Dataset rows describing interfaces
-*-

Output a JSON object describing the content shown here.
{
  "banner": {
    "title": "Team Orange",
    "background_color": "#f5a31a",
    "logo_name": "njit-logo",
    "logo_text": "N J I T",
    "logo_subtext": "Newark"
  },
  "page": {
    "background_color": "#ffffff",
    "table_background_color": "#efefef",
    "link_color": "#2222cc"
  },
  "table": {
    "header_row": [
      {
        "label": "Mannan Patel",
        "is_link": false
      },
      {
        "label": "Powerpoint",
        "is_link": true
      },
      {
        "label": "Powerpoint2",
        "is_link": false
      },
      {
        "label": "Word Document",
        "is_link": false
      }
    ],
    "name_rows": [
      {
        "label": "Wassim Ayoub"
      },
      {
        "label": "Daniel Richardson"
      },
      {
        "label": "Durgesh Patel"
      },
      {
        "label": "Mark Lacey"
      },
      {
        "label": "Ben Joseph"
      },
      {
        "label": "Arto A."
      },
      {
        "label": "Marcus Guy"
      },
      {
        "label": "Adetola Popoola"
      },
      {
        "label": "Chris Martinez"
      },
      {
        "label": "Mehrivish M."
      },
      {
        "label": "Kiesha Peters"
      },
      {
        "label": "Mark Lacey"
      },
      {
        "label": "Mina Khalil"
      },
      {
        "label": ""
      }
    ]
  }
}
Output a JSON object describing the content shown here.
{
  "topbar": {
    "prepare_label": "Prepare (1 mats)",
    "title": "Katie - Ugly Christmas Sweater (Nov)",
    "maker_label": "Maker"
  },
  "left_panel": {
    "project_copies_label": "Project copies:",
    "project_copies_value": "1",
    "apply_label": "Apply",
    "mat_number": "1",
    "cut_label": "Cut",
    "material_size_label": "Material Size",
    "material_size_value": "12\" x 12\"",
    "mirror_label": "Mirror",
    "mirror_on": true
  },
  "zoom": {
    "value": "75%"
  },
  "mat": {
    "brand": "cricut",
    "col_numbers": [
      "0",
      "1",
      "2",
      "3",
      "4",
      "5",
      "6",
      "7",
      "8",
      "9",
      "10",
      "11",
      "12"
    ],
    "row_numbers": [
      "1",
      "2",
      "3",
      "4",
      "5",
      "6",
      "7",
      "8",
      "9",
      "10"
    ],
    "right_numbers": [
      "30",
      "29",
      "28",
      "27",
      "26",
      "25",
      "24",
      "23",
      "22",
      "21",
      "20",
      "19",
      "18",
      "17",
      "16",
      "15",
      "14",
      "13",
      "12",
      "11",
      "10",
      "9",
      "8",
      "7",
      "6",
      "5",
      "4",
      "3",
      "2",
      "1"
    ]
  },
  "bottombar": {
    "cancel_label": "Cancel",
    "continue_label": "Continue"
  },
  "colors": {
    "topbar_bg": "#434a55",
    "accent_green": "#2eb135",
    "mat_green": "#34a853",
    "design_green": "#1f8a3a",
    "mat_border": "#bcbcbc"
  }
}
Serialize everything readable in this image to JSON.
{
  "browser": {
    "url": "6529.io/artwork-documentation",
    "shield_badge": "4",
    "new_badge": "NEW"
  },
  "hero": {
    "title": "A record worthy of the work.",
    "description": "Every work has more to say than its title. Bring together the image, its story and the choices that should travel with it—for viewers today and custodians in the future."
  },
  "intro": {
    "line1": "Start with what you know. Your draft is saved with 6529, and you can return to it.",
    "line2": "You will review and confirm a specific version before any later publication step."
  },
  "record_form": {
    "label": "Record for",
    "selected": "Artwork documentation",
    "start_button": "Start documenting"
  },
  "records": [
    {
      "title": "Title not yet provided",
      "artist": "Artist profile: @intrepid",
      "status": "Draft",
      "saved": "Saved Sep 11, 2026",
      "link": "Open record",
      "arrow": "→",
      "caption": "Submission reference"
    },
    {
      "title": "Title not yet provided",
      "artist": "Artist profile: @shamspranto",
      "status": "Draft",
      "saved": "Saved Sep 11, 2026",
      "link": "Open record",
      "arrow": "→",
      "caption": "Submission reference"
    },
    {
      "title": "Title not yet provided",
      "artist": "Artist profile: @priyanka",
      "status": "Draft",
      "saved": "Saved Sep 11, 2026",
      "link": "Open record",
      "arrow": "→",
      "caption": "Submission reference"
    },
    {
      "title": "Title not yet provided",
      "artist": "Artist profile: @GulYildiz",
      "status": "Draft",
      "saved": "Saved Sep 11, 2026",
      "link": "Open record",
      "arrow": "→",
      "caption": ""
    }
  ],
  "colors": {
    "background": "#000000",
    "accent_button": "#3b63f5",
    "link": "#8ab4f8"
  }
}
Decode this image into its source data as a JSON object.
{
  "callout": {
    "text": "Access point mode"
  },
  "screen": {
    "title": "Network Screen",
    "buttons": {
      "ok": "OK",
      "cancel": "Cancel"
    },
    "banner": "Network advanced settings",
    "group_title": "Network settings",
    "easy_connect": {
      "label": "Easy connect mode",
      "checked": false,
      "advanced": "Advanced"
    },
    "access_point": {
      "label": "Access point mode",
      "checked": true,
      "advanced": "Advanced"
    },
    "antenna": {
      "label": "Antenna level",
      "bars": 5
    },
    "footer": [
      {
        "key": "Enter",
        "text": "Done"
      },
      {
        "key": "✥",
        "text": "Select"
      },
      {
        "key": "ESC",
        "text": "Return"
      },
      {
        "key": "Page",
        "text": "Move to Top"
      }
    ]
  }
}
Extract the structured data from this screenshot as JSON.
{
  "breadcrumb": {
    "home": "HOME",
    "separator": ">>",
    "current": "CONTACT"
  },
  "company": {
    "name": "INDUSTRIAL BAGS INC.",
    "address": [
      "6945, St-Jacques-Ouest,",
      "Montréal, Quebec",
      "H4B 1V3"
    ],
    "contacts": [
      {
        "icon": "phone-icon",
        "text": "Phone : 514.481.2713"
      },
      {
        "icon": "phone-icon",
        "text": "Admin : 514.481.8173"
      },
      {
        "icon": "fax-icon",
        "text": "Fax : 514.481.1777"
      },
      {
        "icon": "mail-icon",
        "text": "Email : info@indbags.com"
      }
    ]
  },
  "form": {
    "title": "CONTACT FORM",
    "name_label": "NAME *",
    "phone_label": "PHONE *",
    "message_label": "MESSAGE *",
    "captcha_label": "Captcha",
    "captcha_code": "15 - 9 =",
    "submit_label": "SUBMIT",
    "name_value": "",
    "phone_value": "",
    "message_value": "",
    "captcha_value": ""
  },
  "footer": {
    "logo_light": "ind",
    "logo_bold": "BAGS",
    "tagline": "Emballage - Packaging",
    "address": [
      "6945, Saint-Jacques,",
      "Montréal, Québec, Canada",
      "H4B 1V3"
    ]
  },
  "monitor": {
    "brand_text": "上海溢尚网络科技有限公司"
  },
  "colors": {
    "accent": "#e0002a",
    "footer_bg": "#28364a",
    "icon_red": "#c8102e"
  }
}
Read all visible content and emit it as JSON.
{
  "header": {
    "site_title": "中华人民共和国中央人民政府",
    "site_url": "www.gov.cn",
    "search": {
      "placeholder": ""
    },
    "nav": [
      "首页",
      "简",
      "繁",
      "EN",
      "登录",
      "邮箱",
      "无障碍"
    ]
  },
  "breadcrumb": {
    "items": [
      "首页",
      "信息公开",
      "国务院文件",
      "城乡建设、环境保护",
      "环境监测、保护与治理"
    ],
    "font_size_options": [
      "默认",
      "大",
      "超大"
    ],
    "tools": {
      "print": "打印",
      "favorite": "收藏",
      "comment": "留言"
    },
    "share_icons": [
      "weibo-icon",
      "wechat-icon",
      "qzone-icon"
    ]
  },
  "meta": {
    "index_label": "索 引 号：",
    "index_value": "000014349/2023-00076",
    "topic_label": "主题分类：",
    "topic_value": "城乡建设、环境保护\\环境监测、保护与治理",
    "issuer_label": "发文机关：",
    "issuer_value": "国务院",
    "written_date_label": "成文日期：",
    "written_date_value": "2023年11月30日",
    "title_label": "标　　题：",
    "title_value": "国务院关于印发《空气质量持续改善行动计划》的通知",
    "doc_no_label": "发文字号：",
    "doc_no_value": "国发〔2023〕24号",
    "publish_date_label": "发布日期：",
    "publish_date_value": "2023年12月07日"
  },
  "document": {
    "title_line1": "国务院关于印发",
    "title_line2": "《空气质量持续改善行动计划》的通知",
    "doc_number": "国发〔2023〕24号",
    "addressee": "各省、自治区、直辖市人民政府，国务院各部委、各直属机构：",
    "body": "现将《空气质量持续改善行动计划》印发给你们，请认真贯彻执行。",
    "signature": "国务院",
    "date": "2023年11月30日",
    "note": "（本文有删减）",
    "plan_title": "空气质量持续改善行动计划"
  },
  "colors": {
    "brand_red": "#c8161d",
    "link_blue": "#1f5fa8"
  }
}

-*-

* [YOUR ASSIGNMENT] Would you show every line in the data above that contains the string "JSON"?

* [RESPONSE]
Output a JSON object describing the content shown here.
Output a JSON object describing the content shown here.
Serialize everything readable in this image to JSON.
Decode this image into its source data as a JSON object.
Extract the structured data from this screenshot as JSON.
Read all visible content and emit it as JSON.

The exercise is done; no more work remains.